Here’s how the vehicle was found, according to a Farmington Hills police and firefighters report, as relayed to The Detroit Free Press:
Engineers took the mule out for a test drive on public roads a little after midnight on Jan. 13. By 12:29 a.m., Farmington Hills police and firefighters were sent to 12 Mile near Copper Creek Lane, where the vehicle was engulfed in flames, the grass around it was aflame and tree branches burned above it, the report said.
“The vehicle was electric and magnesium was noted from water reaction below the rear seats in the passenger compartment,” the report stated. “Hood was completely melted upon arrival and doors were open.”
The wind chill that night made it feel like 22 degrees as the three Lordstown Motors engineers stood nearby. They told fire officials they had been test driving the vehicle when it began to have mechanical issues. The driver pulled to the side of the road, “he then noticed the vehicle was on fire,” the report said.
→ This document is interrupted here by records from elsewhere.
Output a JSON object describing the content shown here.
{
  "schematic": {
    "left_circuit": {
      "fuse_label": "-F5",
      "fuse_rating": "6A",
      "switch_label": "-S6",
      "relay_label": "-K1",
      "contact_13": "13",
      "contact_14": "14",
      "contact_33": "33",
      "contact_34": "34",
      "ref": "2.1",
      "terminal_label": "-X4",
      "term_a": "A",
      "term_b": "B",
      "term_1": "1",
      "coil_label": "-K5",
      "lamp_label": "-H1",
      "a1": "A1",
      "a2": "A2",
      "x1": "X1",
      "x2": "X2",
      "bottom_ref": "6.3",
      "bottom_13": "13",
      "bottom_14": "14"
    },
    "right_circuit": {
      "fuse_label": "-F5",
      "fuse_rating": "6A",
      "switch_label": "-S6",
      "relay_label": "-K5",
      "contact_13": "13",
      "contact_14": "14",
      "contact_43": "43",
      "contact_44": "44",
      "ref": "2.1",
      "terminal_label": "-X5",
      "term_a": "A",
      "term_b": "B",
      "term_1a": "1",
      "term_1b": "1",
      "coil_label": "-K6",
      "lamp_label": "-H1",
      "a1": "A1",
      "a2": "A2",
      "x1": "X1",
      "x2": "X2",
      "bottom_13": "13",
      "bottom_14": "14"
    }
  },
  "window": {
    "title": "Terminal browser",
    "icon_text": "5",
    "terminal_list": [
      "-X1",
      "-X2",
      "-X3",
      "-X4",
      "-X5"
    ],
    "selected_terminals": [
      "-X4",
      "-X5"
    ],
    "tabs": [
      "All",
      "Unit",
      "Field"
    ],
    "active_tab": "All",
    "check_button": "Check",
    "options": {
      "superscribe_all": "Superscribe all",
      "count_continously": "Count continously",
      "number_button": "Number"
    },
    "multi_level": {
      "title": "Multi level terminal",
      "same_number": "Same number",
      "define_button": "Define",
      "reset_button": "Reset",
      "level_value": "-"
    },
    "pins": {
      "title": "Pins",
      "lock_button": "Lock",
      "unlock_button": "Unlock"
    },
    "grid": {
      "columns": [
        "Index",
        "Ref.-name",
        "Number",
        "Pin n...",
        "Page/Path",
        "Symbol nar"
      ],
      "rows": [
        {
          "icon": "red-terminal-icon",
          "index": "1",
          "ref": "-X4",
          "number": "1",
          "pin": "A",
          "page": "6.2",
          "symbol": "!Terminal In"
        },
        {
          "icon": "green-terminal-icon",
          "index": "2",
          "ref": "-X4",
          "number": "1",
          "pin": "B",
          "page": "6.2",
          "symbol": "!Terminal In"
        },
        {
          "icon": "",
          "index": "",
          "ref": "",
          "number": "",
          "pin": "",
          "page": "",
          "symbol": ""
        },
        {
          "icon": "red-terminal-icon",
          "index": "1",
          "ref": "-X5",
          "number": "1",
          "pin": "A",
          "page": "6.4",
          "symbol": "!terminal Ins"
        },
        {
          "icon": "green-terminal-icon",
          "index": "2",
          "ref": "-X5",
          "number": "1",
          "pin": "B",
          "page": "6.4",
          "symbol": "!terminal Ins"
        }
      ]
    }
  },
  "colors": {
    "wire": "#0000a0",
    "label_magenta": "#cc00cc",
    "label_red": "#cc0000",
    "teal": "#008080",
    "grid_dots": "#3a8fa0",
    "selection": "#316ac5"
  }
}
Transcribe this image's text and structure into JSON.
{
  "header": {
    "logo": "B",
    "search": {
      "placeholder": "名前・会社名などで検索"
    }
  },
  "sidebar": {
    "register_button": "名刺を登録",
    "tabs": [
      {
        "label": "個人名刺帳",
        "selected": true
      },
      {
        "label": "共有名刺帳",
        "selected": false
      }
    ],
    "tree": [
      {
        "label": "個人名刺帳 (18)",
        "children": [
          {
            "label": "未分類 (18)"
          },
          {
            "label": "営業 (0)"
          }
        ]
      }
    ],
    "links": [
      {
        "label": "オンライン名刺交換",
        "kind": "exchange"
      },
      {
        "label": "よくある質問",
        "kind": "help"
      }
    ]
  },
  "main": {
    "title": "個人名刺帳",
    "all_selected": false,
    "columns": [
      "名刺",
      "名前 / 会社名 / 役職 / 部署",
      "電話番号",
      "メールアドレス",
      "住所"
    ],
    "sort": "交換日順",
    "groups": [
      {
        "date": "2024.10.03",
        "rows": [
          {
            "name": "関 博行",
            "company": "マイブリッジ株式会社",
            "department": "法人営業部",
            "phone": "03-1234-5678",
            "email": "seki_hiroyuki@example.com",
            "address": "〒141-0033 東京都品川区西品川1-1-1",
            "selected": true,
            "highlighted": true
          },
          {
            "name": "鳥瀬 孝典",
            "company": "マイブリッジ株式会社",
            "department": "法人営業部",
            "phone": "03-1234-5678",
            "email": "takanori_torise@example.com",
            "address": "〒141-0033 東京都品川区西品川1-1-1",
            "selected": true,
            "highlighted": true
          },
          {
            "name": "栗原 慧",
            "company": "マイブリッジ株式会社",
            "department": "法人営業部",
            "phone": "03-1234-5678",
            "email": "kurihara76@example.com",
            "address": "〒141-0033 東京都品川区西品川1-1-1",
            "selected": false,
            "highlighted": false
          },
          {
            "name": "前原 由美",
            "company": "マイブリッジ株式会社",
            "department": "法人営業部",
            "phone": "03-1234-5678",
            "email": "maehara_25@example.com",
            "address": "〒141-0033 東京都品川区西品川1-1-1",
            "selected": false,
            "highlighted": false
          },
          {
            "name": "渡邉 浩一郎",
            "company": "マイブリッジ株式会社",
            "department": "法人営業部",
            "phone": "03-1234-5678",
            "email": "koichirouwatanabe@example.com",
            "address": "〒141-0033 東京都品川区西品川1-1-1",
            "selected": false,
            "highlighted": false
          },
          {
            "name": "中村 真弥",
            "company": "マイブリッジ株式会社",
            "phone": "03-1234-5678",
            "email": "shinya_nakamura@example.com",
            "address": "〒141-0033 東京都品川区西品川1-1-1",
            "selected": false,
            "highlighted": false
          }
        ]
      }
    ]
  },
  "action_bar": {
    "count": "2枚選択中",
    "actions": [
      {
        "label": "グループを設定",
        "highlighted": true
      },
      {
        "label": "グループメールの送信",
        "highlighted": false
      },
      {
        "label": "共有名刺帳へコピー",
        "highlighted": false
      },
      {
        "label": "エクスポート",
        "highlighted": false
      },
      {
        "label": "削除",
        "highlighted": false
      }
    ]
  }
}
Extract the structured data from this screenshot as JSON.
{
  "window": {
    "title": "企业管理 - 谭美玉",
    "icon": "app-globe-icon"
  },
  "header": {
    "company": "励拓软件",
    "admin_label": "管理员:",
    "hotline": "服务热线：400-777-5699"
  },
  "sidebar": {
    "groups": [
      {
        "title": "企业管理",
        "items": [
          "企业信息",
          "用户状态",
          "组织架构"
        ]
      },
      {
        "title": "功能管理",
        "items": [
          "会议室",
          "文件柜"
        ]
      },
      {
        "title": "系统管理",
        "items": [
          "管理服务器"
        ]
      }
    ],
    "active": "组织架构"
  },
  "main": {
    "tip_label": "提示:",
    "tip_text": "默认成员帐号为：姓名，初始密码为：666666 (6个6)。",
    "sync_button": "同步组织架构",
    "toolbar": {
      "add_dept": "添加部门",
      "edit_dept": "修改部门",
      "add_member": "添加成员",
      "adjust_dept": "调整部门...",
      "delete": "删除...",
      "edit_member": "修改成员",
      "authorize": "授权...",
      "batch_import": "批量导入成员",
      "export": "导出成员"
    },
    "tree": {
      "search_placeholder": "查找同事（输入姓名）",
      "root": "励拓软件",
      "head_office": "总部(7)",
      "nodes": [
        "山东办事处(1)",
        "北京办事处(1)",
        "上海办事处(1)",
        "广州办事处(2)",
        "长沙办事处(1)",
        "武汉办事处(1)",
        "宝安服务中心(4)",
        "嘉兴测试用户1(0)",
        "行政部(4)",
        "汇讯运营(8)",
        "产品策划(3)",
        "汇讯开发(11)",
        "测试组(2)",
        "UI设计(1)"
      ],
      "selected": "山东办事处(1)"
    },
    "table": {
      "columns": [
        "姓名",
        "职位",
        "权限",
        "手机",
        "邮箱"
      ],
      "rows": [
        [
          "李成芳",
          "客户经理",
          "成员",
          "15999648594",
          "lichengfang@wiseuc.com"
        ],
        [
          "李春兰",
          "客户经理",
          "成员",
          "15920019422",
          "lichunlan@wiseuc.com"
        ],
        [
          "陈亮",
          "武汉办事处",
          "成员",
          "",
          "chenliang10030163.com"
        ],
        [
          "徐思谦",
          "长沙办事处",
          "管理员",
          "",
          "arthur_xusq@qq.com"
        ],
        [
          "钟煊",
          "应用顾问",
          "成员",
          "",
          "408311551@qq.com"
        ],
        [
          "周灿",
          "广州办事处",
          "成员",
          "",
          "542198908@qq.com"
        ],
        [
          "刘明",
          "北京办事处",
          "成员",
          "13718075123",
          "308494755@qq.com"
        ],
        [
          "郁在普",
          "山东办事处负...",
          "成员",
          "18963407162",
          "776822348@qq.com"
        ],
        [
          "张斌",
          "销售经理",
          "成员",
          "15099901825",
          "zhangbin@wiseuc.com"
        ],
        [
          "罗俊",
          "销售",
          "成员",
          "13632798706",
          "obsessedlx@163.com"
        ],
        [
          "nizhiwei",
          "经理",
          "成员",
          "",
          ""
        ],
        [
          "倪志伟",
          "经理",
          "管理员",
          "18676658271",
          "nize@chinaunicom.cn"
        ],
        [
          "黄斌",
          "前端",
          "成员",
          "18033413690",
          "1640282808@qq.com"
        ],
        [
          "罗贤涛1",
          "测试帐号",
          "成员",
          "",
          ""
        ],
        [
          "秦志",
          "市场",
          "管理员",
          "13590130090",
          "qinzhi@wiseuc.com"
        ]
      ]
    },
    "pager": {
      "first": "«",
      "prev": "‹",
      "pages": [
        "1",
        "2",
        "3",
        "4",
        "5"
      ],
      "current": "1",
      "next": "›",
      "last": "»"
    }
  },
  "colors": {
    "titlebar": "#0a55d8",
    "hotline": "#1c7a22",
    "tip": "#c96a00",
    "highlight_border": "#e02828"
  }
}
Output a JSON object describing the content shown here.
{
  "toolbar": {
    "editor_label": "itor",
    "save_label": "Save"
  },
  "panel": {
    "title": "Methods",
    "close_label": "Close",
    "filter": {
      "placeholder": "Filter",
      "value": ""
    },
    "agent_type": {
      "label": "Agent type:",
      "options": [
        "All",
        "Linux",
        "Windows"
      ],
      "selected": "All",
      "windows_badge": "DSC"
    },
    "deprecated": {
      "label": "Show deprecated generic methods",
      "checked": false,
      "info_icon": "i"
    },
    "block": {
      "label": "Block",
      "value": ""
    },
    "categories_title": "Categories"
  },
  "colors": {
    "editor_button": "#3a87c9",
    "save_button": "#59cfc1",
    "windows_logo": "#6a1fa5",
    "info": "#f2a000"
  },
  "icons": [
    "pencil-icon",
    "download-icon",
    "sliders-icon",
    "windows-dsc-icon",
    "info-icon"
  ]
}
The engineers had made it only a mile-and-a-third from Lordstown Motors Research and Development Center in Farmington Hills, where they work alongside some 130 others.
Interestingly, the deputy chief for the Farmington Hills Fire Department, Jason Olszewski, told the Freep that the origin of the fire was in the “engine area, running gear, wheel area,” presumably up in the truck’s front trunk. It’s just funny to think of an electric vehicle having an engine area. It’s safe to say that we still have a long way to go to get our nation’s fire departments up to speed with electric vehicles.
A Lordstown spokesperson told the paper that the nature of the prototype’s hand-assembly construction is what must have caused the fire. A forensic investigation will be needed to determine exactly what caused it, but with most of the truck having burned away, it’ll be tough to point to an exact cause. The fire department released the vehicle back to Lordstown for examination.
“There was an error in the building process that caused something to lead to that fire,” Hallett said. “It wasn’t like the battery exploded, but something went wrong in the hand-build process that led to what caused the fire to start and we’re not going to comment beyond that.”
From this point on, all Lordstown products will be built on an automated assembly line, which should limit any further human errors from causing further Endurance trucks.